## Entries taken from a collection
——
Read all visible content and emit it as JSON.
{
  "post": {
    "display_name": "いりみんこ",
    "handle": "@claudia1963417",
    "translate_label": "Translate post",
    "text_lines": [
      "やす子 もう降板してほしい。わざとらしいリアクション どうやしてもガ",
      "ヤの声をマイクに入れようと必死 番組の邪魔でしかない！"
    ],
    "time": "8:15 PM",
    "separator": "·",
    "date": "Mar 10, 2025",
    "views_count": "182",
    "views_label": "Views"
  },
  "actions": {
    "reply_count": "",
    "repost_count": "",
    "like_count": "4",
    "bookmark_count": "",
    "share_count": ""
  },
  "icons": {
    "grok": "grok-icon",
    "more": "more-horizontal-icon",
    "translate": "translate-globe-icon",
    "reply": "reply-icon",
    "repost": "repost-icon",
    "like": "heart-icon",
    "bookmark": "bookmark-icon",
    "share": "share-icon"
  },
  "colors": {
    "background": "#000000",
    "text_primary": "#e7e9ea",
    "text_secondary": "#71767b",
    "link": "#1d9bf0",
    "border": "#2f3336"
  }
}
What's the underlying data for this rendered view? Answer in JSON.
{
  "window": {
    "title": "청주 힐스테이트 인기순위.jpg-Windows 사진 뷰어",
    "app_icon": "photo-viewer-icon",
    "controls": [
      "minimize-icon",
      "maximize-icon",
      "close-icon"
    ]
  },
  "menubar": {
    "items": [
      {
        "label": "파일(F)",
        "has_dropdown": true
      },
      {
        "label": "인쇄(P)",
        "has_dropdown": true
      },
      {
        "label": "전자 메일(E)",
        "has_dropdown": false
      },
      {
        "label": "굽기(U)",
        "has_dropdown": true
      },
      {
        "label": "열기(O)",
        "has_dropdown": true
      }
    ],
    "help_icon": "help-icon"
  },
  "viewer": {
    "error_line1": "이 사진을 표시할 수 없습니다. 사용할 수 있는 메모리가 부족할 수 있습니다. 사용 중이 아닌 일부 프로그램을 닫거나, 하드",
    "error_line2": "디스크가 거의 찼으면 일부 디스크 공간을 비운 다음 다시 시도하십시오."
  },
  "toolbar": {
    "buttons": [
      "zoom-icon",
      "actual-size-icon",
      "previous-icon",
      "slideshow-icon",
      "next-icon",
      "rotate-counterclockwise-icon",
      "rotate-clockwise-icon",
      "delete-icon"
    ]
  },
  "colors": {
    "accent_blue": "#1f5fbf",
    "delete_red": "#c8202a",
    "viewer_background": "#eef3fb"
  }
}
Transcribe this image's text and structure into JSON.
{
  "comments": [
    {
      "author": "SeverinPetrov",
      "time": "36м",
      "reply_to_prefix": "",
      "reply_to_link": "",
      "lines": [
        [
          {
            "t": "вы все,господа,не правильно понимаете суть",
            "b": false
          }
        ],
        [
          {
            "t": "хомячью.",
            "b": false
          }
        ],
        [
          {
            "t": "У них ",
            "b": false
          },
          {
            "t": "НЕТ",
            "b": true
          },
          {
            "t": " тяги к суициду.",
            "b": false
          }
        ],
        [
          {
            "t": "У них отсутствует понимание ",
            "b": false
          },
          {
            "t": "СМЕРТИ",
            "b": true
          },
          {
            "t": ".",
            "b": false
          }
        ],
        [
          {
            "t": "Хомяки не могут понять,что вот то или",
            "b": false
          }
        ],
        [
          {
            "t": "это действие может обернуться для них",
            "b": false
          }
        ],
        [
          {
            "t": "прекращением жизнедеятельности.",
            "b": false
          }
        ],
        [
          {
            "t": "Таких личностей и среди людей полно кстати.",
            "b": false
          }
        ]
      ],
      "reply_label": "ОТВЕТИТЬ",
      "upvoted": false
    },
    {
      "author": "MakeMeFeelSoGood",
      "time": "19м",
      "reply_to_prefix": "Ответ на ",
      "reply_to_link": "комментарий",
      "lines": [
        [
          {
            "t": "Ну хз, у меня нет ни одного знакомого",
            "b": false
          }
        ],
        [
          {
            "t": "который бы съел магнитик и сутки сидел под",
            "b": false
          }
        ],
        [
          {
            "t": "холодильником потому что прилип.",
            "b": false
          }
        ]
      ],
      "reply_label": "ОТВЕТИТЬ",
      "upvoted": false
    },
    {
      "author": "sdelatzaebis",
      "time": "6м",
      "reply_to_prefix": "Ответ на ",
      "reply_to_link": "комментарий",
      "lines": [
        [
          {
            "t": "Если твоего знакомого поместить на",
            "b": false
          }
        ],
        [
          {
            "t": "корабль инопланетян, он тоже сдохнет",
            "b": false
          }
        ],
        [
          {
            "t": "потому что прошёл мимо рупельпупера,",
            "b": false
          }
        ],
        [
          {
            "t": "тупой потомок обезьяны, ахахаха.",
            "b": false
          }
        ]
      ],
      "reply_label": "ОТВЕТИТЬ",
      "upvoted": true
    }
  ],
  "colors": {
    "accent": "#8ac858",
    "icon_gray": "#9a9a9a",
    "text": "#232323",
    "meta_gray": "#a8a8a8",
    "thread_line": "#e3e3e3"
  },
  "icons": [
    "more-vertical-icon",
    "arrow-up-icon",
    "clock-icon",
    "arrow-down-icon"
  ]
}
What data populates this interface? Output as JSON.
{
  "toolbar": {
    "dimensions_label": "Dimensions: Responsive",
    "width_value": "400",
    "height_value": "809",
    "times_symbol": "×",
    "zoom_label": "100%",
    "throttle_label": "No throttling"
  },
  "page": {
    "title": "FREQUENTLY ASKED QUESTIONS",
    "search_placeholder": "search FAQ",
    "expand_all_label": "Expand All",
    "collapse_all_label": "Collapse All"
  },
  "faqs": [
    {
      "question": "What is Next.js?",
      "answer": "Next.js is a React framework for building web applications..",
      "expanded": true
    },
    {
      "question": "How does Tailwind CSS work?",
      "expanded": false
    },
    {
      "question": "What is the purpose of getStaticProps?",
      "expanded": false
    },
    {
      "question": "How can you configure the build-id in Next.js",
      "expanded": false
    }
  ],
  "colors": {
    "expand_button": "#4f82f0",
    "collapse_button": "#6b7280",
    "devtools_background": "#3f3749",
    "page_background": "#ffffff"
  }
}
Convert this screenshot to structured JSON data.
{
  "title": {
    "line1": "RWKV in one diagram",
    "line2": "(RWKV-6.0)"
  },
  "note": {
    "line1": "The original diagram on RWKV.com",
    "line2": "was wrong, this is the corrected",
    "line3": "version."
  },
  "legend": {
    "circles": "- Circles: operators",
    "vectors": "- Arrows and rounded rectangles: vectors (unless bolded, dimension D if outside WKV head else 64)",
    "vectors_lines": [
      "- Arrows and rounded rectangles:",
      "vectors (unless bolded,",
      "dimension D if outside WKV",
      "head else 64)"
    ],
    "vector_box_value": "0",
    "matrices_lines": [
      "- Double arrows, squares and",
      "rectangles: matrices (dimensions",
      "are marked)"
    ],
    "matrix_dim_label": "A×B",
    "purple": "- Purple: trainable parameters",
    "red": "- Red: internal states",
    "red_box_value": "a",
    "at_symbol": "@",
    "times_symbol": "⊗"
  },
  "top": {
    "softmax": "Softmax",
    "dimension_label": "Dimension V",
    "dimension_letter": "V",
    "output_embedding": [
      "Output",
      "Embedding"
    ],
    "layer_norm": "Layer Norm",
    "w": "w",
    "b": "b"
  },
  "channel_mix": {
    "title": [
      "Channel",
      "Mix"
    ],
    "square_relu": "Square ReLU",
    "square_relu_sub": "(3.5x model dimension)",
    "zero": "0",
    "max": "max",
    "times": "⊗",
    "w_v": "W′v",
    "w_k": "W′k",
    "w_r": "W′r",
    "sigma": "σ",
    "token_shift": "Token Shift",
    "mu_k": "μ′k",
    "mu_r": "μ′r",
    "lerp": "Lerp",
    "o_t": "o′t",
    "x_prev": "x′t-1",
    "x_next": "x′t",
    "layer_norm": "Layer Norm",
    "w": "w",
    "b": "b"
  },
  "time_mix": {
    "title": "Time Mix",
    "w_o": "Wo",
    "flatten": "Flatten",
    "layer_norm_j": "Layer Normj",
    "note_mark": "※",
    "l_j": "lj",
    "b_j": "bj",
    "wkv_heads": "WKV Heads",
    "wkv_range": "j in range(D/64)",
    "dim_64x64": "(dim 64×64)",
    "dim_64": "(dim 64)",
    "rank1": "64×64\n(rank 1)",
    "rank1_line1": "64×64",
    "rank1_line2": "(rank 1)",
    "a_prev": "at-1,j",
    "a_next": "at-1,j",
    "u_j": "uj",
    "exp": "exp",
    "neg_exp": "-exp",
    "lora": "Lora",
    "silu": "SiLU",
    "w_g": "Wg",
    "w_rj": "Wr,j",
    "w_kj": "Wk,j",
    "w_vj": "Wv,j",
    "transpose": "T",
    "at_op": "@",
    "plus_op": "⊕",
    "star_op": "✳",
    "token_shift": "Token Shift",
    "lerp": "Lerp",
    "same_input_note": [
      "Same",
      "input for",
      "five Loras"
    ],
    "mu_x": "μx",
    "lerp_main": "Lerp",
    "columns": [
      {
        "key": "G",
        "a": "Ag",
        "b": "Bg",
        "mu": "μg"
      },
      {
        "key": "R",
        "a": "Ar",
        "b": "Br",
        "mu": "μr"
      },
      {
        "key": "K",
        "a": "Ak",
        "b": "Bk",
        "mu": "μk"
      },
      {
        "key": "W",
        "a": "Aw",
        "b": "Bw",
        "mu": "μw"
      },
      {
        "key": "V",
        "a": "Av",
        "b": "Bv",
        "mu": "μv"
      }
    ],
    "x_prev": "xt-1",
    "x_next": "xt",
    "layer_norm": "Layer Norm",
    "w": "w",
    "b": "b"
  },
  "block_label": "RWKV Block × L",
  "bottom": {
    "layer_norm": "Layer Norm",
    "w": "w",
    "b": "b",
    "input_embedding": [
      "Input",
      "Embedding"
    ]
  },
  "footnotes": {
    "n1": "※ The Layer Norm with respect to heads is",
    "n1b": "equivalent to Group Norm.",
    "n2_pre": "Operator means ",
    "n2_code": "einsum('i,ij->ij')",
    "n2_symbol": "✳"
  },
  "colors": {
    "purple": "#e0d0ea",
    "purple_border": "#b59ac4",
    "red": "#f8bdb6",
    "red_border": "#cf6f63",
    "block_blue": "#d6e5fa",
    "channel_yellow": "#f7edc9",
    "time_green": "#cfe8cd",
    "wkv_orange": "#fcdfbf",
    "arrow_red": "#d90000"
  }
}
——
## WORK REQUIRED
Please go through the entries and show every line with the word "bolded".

## EXPECTED ANSWER
    "vectors": "- Arrows and rounded rectangles: vectors (unless bolded, dimension D if outside WKV head else 64)",
      "vectors (unless bolded,",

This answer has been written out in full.